During assembly you need to pay close attention to not short the batteries at any time. For example cutting or stripping both wires at once will short them. Although these batteries have an integrated protection circuit, it is made for larger batteries and trips at a few amps shorting current - way more than these miniature versions can provide.
Before soldering the batteries to the PCB solder them to each other. Strip the ends of all wires by about 2mm, twist the bot positive and both negative together and solder the wires. Short them to 1mm afterwards. The designated battery solder pads are way to small for my personal taste, so I soldered the positive directly to the "bat" pin of the SOT-23-5 charging IC. When everything is soldered correctly, the cube should light up.
In my build the batteries fit best like shown above. Depending on the length of the wires you may choose another arrangement.
Step 42: Case Assembly Part 3
With the batteries installed and the button knob in place, close the case with the top lid. Gently pull out he LED cube with it's assembly. If you can't, you need to make adjustments before moving on. Else solder the last piece in place.
After putting the button knob in it's place, push everything back into the case.
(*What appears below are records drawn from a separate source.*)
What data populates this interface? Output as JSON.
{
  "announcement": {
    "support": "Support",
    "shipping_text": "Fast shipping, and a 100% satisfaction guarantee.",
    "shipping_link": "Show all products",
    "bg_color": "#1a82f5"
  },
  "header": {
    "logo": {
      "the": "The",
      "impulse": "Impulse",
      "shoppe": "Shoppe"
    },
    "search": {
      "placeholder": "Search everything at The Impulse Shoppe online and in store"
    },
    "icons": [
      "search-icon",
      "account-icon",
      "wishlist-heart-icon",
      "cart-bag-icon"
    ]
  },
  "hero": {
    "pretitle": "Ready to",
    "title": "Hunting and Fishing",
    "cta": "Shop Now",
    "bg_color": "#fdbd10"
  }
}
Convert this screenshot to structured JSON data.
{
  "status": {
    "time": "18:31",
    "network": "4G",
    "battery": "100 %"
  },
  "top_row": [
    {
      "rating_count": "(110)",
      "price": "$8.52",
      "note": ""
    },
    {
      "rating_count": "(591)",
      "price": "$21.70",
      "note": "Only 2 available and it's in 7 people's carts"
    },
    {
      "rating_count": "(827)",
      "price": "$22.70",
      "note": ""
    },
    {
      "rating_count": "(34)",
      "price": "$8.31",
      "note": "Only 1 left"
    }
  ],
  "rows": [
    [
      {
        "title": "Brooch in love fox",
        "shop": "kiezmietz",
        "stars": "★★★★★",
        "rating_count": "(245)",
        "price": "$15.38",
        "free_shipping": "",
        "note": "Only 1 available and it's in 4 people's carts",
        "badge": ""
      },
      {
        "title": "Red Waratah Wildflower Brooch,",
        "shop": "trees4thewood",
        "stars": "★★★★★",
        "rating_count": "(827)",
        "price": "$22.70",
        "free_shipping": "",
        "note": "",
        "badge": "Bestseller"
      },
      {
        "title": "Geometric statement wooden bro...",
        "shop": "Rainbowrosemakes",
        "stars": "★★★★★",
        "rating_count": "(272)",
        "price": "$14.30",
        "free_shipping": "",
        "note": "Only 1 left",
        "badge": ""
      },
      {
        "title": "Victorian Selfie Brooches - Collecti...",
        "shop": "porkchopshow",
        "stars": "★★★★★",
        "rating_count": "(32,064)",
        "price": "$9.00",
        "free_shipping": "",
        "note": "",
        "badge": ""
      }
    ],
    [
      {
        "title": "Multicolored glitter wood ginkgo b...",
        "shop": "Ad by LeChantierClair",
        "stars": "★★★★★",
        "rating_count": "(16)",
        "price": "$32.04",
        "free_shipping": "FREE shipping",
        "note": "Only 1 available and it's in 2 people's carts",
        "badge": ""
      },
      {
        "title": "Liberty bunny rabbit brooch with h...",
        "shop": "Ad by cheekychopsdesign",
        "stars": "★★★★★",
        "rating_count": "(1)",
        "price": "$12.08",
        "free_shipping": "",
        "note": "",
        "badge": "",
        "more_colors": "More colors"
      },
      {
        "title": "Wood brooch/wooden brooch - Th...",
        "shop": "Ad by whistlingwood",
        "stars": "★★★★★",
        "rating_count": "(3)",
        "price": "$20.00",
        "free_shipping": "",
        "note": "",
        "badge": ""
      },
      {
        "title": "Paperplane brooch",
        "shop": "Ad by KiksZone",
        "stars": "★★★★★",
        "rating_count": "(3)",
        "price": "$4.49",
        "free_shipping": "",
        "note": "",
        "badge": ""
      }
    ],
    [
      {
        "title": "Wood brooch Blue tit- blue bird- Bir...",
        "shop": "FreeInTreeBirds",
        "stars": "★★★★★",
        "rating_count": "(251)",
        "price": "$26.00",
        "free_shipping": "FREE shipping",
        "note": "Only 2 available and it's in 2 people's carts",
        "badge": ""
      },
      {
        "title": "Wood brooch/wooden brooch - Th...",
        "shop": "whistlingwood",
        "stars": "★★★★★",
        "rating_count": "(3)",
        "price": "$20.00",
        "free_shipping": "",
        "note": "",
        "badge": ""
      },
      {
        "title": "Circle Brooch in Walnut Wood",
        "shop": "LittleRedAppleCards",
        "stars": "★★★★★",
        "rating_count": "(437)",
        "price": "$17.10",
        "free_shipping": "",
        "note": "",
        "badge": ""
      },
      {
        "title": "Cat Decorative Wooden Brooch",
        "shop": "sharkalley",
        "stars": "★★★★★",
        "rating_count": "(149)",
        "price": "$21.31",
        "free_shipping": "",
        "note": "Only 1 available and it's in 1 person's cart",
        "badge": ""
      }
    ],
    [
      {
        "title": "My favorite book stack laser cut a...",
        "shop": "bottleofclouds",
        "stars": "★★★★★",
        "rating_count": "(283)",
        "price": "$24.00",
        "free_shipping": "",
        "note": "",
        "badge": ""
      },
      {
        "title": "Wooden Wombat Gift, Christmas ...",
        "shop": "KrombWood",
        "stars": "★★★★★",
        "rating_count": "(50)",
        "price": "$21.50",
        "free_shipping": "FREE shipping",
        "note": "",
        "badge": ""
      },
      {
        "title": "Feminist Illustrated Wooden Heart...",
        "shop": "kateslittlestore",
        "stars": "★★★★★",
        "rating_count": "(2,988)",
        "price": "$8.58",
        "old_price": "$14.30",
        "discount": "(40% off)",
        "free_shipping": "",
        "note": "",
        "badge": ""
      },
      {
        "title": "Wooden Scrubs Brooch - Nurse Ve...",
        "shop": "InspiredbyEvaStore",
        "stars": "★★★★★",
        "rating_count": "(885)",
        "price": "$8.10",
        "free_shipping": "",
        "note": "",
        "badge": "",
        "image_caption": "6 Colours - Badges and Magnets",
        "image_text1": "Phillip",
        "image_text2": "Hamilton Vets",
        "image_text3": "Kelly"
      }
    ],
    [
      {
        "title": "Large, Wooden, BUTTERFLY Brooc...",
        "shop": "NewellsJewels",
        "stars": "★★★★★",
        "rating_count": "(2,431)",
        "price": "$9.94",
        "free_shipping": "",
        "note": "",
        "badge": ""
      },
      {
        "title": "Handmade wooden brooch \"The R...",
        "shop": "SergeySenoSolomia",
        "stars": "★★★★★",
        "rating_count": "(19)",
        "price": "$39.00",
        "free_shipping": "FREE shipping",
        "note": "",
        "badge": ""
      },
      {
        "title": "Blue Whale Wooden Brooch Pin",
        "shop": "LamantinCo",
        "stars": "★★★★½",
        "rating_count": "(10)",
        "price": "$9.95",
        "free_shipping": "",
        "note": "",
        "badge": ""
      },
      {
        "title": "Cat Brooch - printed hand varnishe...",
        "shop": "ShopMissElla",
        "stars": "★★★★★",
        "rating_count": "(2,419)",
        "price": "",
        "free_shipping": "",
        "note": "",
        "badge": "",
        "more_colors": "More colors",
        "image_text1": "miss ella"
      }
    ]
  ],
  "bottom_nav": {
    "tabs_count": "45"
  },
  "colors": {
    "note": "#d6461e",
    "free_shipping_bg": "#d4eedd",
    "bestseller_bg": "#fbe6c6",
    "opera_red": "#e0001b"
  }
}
Apply some force, if needed. Lastly, add the screws, and you're finally done!
Step 43: Further Work
At this point, the hardware is completely done and I have reached my goal with this build. However the code does not yet make use of all components on the board. Most of the code will be used and written for future projects. Features include:
- Potent graphics handling core, for easy use of the high performance LED driver code
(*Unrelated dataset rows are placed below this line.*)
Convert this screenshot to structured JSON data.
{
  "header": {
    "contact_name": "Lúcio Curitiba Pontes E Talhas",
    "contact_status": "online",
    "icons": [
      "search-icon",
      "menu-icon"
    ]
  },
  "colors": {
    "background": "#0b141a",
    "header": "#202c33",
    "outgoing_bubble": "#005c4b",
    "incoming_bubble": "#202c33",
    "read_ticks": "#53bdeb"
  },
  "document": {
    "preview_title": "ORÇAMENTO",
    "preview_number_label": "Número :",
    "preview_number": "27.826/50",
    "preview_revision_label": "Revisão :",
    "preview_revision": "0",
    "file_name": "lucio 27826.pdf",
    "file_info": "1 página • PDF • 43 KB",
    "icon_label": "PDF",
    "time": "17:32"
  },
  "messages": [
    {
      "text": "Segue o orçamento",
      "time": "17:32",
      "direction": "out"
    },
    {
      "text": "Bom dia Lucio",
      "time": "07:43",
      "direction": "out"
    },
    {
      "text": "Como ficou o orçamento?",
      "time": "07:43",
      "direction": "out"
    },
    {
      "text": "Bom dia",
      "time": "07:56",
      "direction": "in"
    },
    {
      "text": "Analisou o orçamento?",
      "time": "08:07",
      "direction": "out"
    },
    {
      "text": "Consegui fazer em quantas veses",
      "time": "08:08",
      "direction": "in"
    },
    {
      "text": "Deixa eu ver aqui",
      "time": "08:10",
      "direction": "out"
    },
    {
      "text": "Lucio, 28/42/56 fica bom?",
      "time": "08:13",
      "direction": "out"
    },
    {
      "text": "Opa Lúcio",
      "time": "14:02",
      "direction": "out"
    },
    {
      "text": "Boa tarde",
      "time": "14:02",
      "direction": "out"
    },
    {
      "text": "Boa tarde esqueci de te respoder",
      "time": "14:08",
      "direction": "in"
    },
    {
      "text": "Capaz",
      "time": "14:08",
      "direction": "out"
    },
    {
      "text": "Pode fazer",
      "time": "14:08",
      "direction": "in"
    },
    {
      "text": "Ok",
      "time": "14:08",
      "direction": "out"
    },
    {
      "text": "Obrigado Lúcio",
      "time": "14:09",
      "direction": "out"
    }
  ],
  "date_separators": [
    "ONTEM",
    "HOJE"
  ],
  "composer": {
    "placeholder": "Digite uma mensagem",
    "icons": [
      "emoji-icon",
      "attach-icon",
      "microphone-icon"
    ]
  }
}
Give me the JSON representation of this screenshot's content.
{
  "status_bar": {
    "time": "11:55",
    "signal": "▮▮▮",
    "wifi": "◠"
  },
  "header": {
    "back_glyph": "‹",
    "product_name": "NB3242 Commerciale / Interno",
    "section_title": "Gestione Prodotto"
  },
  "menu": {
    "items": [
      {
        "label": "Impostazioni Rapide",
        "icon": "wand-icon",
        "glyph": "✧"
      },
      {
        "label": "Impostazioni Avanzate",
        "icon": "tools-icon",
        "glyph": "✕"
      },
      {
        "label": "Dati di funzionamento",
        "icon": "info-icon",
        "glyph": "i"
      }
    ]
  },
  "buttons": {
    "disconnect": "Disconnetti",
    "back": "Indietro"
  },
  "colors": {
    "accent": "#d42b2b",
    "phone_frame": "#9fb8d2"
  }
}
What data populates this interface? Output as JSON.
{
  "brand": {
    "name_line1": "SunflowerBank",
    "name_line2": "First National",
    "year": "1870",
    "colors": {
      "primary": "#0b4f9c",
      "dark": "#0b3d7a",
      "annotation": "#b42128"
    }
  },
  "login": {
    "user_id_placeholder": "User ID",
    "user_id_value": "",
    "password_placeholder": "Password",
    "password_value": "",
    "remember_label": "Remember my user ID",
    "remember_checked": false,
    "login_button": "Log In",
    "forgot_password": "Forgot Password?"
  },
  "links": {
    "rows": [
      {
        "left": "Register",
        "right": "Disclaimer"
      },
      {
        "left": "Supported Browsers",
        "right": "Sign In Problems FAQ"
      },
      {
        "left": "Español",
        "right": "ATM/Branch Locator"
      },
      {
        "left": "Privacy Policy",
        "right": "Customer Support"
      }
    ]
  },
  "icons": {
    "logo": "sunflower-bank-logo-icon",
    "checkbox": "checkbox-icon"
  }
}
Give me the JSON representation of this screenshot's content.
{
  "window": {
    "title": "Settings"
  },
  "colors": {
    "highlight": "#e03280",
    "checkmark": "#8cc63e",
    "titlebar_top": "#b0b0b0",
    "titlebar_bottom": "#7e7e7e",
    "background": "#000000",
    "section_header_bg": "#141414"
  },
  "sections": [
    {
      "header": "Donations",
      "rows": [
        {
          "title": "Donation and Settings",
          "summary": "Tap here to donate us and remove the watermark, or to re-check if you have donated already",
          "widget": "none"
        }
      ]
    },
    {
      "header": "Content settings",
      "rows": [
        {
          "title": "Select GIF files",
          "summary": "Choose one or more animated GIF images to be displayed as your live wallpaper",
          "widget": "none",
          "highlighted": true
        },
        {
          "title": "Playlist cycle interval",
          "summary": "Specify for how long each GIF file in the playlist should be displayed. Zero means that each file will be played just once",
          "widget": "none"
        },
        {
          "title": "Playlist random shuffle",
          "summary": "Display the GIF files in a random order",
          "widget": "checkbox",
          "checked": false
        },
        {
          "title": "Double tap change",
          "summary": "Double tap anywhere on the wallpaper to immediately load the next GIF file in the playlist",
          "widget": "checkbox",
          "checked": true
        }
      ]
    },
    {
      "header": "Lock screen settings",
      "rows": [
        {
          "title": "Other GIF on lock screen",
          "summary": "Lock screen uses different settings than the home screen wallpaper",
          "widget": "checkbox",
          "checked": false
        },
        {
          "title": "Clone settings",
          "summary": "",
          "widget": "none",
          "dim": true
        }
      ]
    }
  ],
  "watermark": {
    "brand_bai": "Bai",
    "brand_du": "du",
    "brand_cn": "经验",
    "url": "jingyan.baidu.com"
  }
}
- I2C memory access to load animated images (1Mbit stores about 20sec of 24bit RGB at 30 fps)
- I2C access of the accelerometer for interactive images
- calender wit date based image loading, sunrise/ sunset animations or similiar
- battery gauging code to turn off the LEDs before the protection circuit kicks in
- automatic power off at zero movement after a certain time
- UART via micro USB real time data streaming from a PC or similar
I'd also like to further investigate the "ghosting", which means some LEDs are lit dimly, even if they shouldn't. The problem arises, when a green or blue LED is turned on and its forward voltage at a high current is as high as the forward voltage of two red LEDs in series. Therefore it gets way worse with a higher supply voltage. This is not the full story, though. The oscilloscope shows voltage spikes up to 1V larger than the supply voltage, likely caused by parasitic capacitance and inductance.
Step 44: Things Learned
There is still a lot I'd like to have implemented, but I think it might be better to move on to the next project. Anyway, here are a few things I learned during this project which might come in handy for future projects:
- RGB LEDs are not made for charlieplexing - there is always some ghosting
- automatic power switching works flawless with a mosfet
- programming via micro USB works reasonable well
- internal ESD diodes can cause problems if no supply voltage is available
- touching the shield of USB can apply if significant voltage, especially 50Hz mains induced noise
- PCB cases work great!
- double check all dimensions of the PCB
- include solder joints into the "space taken inside case" calculations
- a button knob can be used with SMD buttons, especially if there is enough space
- epoxy seals everything - including all mistakes. Triple check everything
- epoxy is picky with mixing ratio, time before pouring and the curing environment
- avoid paint below epoxy, if possible. If not, at least test toughly
- micromesh is perfect to polish (my kind of) epoxy
- assembler is sometimes useful - and not as complicated as I thought
- charlieplexing is processing heavy and tricky to get right
- coding is a lot of work; I knew that before, but it's a powerful reminder
- don't trust 3D rendered pictures of components on aliexpress, if mechanical properties are important
- while stacking SMD parts is possible, I don't want to do it anytime soon
- a vice and tweezers are perfect to hold small boards